The Madison Ultimate Frisbee Association (MUFA) is one of the largest recreational ultimate leagues in the country. They run leagues in the Fall, Spring, and Summer, with the Summer league being the biggest by far. The games proceed in a Swiss style. With each team ranking themselves in the beginning of the year and then playing teams with similar rankings. My experience is that how well you do throughout the year depends a lot on where you rank yourself in the beginning.
I wanted to see if this experience is borne out by the data. I grabbed data about the Summer leagues over the last few years from their registration website.
Hundreds of teams play throughout the Summer in a Swiss tournament. In the beginning of the summer teams rank themselves from 1 through 10. This number is then used to choose who plays each other throughout the summer. Below we can see the distribution of self ratings for the two summer leagues for 2015 through 2017. In each year there is a Monday and Wednesday league which has only the intermediate and rec teams, along with a Tuesday and Thursday league which also has an advanced league.
The median self-ranking hovers around 4 each year with larger tails at the lower ranking and a remarkably flat distribution over the higher rankings.
Self Ratings vs. Performance Ratings
The self ratings get turned into a performance rating. This performance rating changes throughout the summer based on wins and loses. We can see a fairly tight correlation between initial self-rating and final performance rating for many years. That said, there appears to be quite a bit of scatter, which is larger in the Monday and Wednesday leagues.
Self Ratings and Points
Now lets look at how points the teams earn as a function of self rating. I computed points by using the formula for soccer: 3 points for a win, 1 point for a tie, and 0 points for a loss. Teams with many more points than average are winning more, and were likely under-ranked in the beginning of the year. It is nice to see that there is no clear trend here. Teams at every self-ranking are winning and losing different numbers of games. To me, this shows that there is not a systematic over or under ranking.
Performance Ratings and Points
Lets look at points again, but this time by performance rating. There is a slightly higher correlation here, and indeed you can see that the teams with the most points typically have the highest performance rating, and the teams with the fewest points have the lowest performance rating. Most of this can be explained by the fact that the performance ratings are being driven by the wins and loses.
Change in performance rating over one season

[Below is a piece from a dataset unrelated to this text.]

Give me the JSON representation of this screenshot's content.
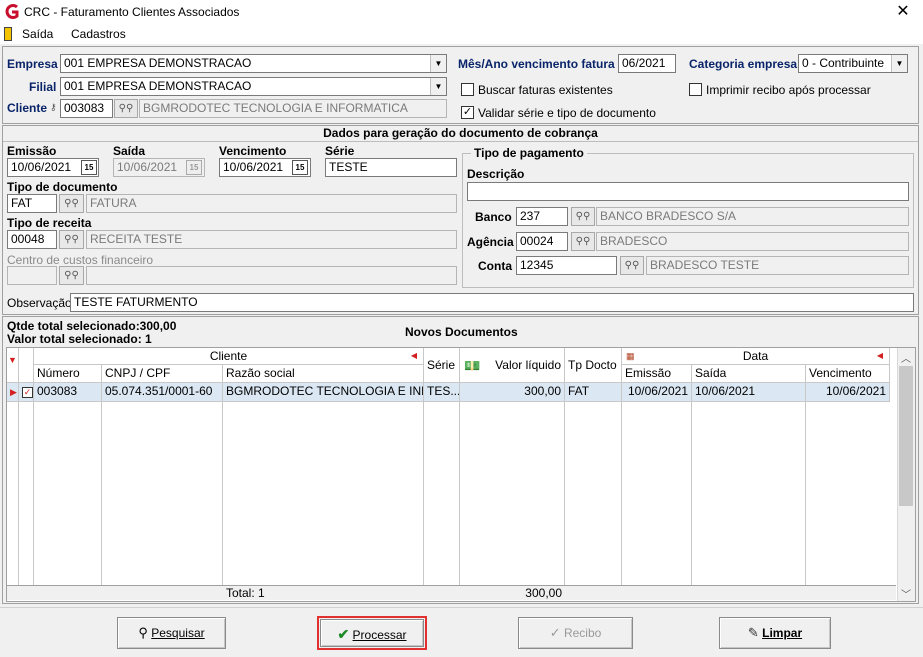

How much do most teams change in one season? To test this question, I grabbed data several times during the 2017 Summer season. First let's look at the change in performance rating from the beginning of the year to the end of the year. The mean change looks near zero, and the measured mean is not far off that. The average team gains about 29 rating points in one season. The trend is also mostly flat, with only a very weak (-0.28) negative correlation.
Single teams over one season
I also examined how individual teams change over the course of one year. Below I show the points and performance rating for three teams with very different behaviors. Teams like "Octicorns" started losing their early games, then won many games in a row. This corresponds to the spike in their performance rating in the middle of the season. They leveled off and didn't win another game, causing their performance rating to plummet toward their final value. Teams like "Best of the Best" remained mostly winless until late in the season when they finally found a few wins and increased their performance rating. Teams like "Untitled" won consistently throughout the year, but did so at their expected performance rating, staying mostly flat the entire year.